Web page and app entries

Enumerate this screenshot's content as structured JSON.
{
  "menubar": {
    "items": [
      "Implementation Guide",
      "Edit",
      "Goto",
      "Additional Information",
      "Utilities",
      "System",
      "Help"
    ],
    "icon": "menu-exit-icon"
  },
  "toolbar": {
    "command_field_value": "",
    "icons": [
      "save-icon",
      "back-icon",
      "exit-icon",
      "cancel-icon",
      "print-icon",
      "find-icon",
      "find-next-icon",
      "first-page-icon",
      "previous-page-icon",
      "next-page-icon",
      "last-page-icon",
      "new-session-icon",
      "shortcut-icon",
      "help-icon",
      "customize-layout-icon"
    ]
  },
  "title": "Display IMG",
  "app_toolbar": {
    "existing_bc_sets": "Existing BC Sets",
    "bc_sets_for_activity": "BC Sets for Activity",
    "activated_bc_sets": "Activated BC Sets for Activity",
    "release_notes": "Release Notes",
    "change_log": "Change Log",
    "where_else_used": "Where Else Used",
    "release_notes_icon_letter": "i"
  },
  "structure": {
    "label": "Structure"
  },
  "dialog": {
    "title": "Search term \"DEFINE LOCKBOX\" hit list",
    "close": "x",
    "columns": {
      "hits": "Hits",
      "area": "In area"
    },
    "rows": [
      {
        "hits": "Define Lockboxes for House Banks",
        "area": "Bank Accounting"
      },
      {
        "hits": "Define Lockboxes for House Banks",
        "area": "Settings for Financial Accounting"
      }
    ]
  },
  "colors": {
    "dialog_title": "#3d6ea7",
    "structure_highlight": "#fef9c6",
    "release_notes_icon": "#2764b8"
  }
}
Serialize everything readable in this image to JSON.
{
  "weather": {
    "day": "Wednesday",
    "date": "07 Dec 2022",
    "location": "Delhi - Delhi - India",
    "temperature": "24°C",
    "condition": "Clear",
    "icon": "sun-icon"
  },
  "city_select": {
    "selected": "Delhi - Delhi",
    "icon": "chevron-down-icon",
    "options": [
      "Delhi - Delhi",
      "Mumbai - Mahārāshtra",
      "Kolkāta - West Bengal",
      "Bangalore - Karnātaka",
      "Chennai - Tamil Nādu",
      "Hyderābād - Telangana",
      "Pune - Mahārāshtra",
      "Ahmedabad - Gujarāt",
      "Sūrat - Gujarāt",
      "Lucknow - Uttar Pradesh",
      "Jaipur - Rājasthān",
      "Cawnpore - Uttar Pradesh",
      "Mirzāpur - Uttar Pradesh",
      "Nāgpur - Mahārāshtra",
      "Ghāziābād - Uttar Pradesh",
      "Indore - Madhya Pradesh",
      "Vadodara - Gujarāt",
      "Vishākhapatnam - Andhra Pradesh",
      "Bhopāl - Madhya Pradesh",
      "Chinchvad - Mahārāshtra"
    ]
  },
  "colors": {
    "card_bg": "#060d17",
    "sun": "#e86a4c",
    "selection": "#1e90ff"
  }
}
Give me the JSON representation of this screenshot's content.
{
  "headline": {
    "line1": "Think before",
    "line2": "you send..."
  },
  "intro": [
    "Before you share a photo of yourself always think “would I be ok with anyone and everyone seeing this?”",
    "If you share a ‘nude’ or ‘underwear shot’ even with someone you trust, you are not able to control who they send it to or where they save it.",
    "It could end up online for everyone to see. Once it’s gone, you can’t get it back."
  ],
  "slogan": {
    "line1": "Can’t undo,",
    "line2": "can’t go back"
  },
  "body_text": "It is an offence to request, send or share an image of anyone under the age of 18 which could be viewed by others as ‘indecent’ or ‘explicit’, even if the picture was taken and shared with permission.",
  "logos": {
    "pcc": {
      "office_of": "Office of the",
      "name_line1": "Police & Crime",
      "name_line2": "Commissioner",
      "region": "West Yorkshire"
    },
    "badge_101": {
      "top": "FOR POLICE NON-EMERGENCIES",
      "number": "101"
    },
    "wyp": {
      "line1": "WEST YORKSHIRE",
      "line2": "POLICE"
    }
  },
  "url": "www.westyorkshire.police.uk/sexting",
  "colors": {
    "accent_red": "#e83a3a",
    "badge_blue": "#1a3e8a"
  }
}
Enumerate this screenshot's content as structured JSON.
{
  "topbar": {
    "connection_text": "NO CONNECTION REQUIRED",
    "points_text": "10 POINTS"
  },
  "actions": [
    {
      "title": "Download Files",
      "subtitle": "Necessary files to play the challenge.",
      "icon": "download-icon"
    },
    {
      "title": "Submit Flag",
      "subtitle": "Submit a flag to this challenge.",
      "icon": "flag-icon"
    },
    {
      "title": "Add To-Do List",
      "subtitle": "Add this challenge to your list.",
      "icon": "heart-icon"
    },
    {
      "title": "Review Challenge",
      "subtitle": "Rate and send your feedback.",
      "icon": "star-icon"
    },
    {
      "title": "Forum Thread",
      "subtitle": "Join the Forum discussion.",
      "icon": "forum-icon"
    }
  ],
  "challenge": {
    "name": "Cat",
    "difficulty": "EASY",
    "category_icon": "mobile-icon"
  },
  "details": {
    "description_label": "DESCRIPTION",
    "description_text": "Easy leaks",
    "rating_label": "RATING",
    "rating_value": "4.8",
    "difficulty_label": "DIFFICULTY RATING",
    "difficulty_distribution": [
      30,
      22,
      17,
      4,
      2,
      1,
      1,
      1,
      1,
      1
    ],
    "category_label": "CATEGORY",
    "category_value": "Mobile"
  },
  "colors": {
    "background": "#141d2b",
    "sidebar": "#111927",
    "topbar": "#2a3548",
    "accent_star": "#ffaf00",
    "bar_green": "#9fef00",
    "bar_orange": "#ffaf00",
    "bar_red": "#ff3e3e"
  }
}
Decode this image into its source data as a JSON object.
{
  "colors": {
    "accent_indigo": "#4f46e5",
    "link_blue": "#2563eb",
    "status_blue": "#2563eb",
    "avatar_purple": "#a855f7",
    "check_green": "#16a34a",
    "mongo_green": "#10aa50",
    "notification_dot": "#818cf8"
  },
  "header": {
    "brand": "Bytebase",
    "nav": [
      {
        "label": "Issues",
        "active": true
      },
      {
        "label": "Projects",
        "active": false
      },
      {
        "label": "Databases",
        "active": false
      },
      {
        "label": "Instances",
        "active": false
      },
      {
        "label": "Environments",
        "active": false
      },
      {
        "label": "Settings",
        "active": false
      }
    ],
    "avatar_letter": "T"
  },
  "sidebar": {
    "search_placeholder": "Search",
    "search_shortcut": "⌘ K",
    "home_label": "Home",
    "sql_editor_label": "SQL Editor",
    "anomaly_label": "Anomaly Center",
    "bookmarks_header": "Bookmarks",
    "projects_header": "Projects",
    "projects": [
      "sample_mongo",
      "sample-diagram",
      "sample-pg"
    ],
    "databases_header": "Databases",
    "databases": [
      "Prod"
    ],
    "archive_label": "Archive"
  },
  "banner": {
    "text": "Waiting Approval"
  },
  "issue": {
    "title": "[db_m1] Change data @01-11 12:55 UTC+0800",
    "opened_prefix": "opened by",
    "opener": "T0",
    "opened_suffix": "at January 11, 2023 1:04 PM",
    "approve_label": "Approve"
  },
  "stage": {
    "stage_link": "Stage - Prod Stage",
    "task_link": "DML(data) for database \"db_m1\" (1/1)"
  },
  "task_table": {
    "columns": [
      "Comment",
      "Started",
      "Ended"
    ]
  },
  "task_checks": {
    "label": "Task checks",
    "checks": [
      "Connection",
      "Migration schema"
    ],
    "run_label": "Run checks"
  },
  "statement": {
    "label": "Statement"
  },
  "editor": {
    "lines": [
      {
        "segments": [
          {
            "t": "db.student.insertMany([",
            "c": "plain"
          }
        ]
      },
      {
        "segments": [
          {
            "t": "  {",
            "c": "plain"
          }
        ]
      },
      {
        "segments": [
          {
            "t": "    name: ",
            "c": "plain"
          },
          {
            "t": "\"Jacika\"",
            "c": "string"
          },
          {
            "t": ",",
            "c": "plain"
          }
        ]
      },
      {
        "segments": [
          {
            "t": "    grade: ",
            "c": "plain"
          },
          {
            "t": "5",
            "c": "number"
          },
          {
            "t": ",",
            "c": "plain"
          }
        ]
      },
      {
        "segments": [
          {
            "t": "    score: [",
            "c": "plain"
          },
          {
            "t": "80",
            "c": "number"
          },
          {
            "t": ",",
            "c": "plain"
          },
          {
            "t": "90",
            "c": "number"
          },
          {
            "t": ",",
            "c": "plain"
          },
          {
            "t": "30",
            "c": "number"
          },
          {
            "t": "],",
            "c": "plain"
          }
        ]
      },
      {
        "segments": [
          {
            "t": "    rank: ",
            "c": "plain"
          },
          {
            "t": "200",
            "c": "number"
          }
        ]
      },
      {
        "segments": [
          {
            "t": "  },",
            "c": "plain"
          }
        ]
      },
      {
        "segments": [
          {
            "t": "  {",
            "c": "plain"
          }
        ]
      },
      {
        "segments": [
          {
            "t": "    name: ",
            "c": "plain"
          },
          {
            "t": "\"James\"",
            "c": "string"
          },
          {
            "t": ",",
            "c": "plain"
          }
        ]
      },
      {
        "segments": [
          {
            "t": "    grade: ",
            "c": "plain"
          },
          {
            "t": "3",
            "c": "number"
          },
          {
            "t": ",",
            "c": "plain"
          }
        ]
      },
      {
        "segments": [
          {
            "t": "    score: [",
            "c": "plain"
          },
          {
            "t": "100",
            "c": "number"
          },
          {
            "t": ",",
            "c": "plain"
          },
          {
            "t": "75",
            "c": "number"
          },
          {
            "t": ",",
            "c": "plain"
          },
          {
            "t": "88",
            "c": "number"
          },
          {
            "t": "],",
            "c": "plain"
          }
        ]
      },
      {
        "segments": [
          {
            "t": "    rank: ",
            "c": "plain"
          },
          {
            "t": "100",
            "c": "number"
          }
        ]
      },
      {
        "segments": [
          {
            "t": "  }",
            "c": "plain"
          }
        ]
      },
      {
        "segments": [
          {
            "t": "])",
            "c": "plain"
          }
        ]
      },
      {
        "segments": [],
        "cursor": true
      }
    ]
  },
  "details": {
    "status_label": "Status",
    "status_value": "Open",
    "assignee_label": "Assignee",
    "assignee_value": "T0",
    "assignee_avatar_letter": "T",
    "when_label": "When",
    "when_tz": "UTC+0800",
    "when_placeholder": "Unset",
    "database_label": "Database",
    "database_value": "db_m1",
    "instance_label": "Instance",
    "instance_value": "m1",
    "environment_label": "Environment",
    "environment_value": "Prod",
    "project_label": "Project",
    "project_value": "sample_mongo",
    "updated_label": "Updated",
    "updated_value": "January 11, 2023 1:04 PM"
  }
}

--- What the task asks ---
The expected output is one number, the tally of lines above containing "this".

--- Answer box ---
8